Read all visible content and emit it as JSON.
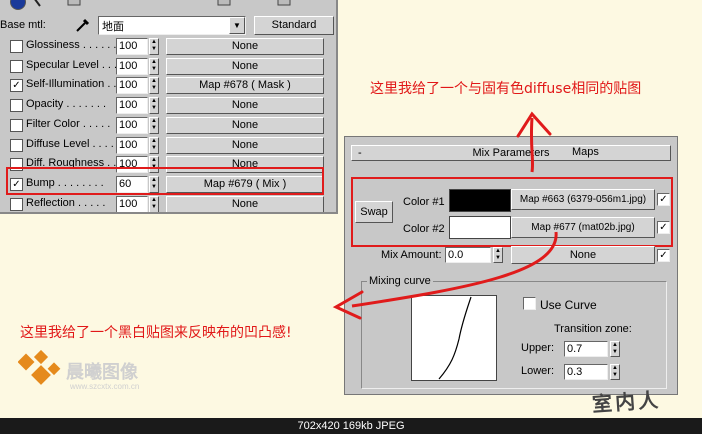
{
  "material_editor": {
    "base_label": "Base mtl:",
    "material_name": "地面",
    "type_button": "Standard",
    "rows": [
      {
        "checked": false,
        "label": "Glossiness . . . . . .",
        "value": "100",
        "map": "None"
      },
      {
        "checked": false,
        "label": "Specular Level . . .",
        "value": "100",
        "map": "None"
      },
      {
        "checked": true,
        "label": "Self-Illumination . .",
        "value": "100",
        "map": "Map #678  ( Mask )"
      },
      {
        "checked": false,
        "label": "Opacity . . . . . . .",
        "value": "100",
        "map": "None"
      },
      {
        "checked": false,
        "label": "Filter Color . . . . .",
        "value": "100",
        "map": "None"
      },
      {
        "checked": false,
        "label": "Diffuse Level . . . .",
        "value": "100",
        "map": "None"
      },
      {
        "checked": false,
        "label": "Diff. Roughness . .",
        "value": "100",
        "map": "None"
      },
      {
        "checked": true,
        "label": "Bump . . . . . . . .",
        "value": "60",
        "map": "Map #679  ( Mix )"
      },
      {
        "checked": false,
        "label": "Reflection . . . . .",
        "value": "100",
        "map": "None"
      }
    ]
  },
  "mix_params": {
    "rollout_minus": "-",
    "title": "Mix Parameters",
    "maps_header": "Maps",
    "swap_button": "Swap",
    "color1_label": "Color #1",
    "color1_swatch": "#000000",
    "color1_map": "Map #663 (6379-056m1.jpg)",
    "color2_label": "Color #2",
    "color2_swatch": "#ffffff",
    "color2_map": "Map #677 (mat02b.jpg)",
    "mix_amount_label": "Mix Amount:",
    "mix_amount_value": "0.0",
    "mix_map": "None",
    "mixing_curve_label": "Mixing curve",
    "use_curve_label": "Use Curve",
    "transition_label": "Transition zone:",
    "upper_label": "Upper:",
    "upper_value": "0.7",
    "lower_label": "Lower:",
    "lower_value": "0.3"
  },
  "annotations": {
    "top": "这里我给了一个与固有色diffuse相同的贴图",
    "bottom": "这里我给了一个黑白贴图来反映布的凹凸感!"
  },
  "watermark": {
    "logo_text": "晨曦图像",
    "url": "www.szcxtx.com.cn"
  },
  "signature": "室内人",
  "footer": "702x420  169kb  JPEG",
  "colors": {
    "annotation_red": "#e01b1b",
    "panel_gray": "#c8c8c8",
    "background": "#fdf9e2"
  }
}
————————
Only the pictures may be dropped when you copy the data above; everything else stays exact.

Read all visible content and emit it as JSON.
{
  "material_editor": {
    "base_label": "Base mtl:",
    "material_name": "地面",
    "type_button": "Standard",
    "rows": [
      {
        "checked": false,
        "label": "Glossiness . . . . . .",
        "value": "100",
        "map": "None"
      },
      {
        "checked": false,
        "label": "Specular Level . . .",
        "value": "100",
        "map": "None"
      },
      {
        "checked": true,
        "label": "Self-Illumination . .",
        "value": "100",
        "map": "Map #678  ( Mask )"
      },
      {
        "checked": false,
        "label": "Opacity . . . . . . .",
        "value": "100",
        "map": "None"
      },
      {
        "checked": false,
        "label": "Filter Color . . . . .",
        "value": "100",
        "map": "None"
      },
      {
        "checked": false,
        "label": "Diffuse Level . . . .",
        "value": "100",
        "map": "None"
      },
      {
        "checked": false,
        "label": "Diff. Roughness . .",
        "value": "100",
        "map": "None"
      },
      {
        "checked": true,
        "label": "Bump . . . . . . . .",
        "value": "60",
        "map": "Map #679  ( Mix )"
      },
      {
        "checked": false,
        "label": "Reflection . . . . .",
        "value": "100",
        "map": "None"
      }
    ]
  },
  "mix_params": {
    "rollout_minus": "-",
    "title": "Mix Parameters",
    "maps_header": "Maps",
    "swap_button": "Swap",
    "color1_label": "Color #1",
    "color1_swatch": "#000000",
    "color1_map": "Map #663 (6379-056m1.jpg)",
    "color2_label": "Color #2",
    "color2_swatch": "#ffffff",
    "color2_map": "Map #677 (mat02b.jpg)",
    "mix_amount_label": "Mix Amount:",
    "mix_amount_value": "0.0",
    "mix_map": "None",
    "mixing_curve_label": "Mixing curve",
    "use_curve_label": "Use Curve",
    "transition_label": "Transition zone:",
    "upper_label": "Upper:",
    "upper_value": "0.7",
    "lower_label": "Lower:",
    "lower_value": "0.3"
  },
  "annotations": {
    "top": "这里我给了一个与固有色diffuse相同的贴图",
    "bottom": "这里我给了一个黑白贴图来反映布的凹凸感!"
  },
  "watermark": {
    "logo_text": "晨曦图像",
    "url": "www.szcxtx.com.cn"
  },
  "signature": "室内人",
  "footer": "702x420  169kb  JPEG",
  "colors": {
    "annotation_red": "#e01b1b",
    "panel_gray": "#c8c8c8",
    "background": "#fdf9e2"
  }
}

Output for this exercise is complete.